We read 70 impact strategies from across the globe – we found only two different strategies.

Reporting on their recent international survey of impact strategies, Mark Reed and Saskia Gent discuss their findings, identify two main types of impact strategy and analyse six key themes that comprise the current sector standard for good impact strat…

What does COVID-19 mean for the evaluation of the Impact criterion in REF2021?

The concept of research impact represents, to a degree, a formal way of understanding the productive relationships forged between academic research and the wider world. Unsurprisingly, these relationships took on entirely new dimensions as the COVID-19…

Impact Monoculture – Are all impact case studies the same old story?

The impact of quantitative research measures on academic behaviours have been widely discussed, but the impact of qualitative assessment regimes is more often thought of as benign.
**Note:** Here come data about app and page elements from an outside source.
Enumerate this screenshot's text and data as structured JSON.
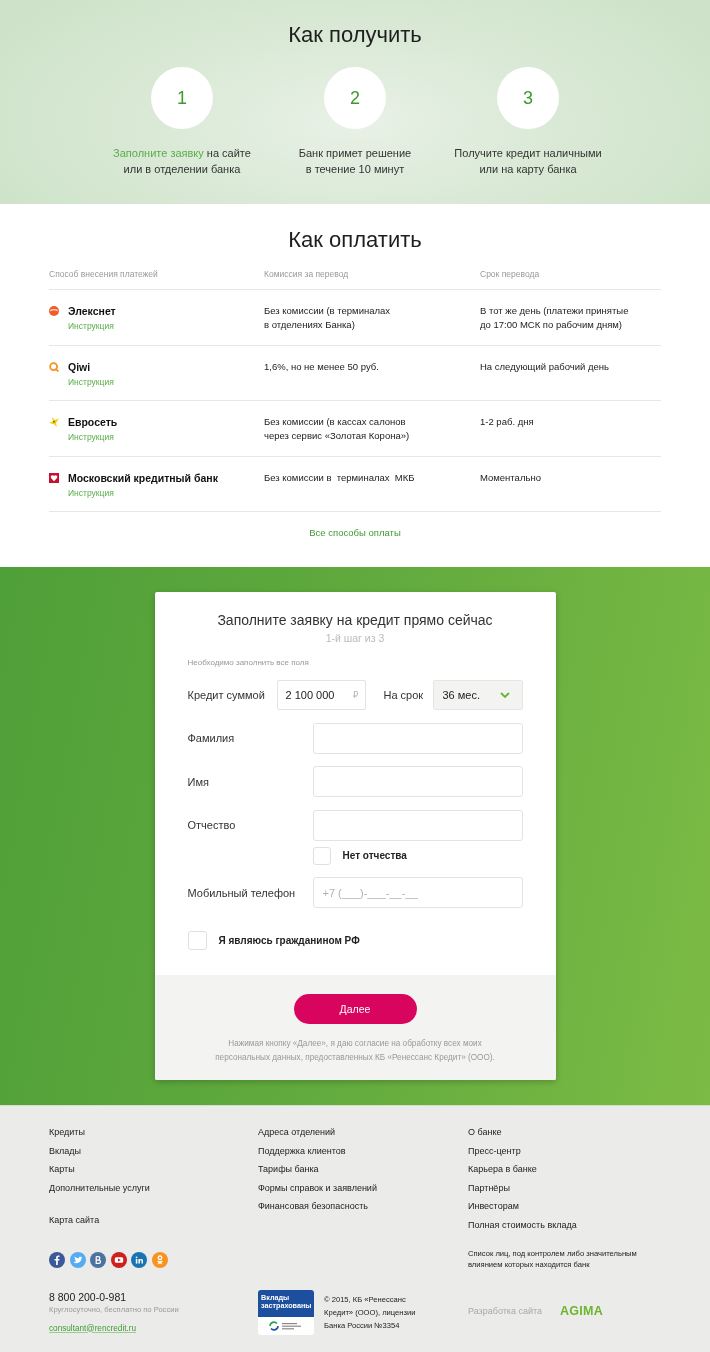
{
  "how_to_get": {
    "title": "Как получить",
    "steps": [
      {
        "number": "1",
        "link": "Заполните заявку",
        "text": "на сайте\nили в отделении банка"
      },
      {
        "number": "2",
        "text": "Банк примет решение\nв течение 10 минут"
      },
      {
        "number": "3",
        "text": "Получите кредит наличными\nили на карту банка"
      }
    ]
  },
  "how_to_pay": {
    "title": "Как оплатить",
    "columns": [
      "Способ внесения платежей",
      "Комиссия за перевод",
      "Срок перевода"
    ],
    "rows": [
      {
        "name": "Элекснет",
        "link": "Инструкция",
        "commission": "Без комиссии (в терминалах\nв отделениях Банка)",
        "term": "В тот же день (платежи принятые\nдо 17:00 МСК по рабочим дням)"
      },
      {
        "name": "Qiwi",
        "link": "Инструкция",
        "commission": "1,6%, но не менее 50 руб.",
        "term": "На следующий рабочий день"
      },
      {
        "name": "Евросеть",
        "link": "Инструкция",
        "commission": "Без комиссии (в кассах салонов\nчерез сервис «Золотая Корона»)",
        "term": "1-2 раб. дня"
      },
      {
        "name": "Московский кредитный банк",
        "link": "Инструкция",
        "commission": "Без комиссии в  терминалах  МКБ",
        "term": "Моментально"
      }
    ],
    "all_link": "Все способы оплаты"
  },
  "application_form": {
    "title": "Заполните заявку на кредит прямо сейчас",
    "step": "1-й шаг из 3",
    "note": "Необходимо заполнить все поля",
    "amount": {
      "label": "Кредит суммой",
      "value": "2 100 000",
      "currency": "₽"
    },
    "term": {
      "label": "На срок",
      "value": "36 мес."
    },
    "fields": [
      {
        "kind": "text",
        "label": "Фамилия"
      },
      {
        "kind": "text",
        "label": "Имя"
      },
      {
        "kind": "text",
        "label": "Отчество"
      },
      {
        "kind": "checkbox",
        "label": "Нет отчества",
        "checked": false
      },
      {
        "kind": "text",
        "label": "Мобильный телефон",
        "placeholder": "+7 (___)-___-__-__"
      }
    ],
    "citizen": {
      "label": "Я являюсь гражданином РФ",
      "checked": false
    },
    "submit": "Далее",
    "consent": "Нажимая кнопку «Далее», я даю согласие на обработку всех моих\nперсональных данных, предоставленных КБ «Ренессанс Кредит» (ООО)."
  },
  "footer": {
    "columns": [
      {
        "links": [
          "Кредиты",
          "Вклады",
          "Карты",
          "Дополнительные услуги"
        ],
        "extra": "Карта сайта"
      },
      {
        "links": [
          "Адреса отделений",
          "Поддержка клиентов",
          "Тарифы банка",
          "Формы справок и заявлений",
          "Финансовая безопасность"
        ]
      },
      {
        "links": [
          "О банке",
          "Пресс-центр",
          "Карьера в банке",
          "Партнёры",
          "Инвесторам",
          "Полная стоимость вклада"
        ]
      }
    ],
    "control_list_link": "Список лиц, под контролем либо значительным\nвлиянием которых находится банк",
    "phone": "8 800 200-0-981",
    "phone_note": "Круглосуточно, бесплатно по России",
    "email": "consultant@rencredit.ru",
    "insurance_badge": "Вклады\nзастрахованы",
    "copyright": "© 2015, КБ «Ренессанс\nКредит» (ООО), лицензии\nБанка России №3354",
    "developer_label": "Разработка сайта",
    "developer": "AGIMA"
  }
}
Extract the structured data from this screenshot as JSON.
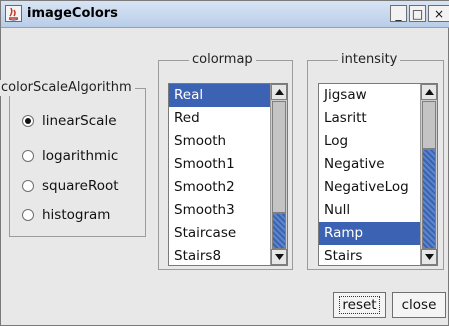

Drawing on an analysis of impact case studies submitted to REF 2014, Ju…

To reduce inequalities in research evaluation, give researchers a universal basic income for research impact

As the review of REF2021 begins, Mark Reed proposes that rather than allocating impact funding to a small number of high performing institutions, funding should be allocated more broadly to individual researchers. He argues that not only would this lim…

Industry not harvest: Principles to minimise collateral damage in impact assessment at scale

The recent institutional submissions and conclusion of the first phase of the REF, coupled with the announcement of a wide-ranging review of research assessment in the UK, has provided space for renewed thinking on the state of research assessment. In …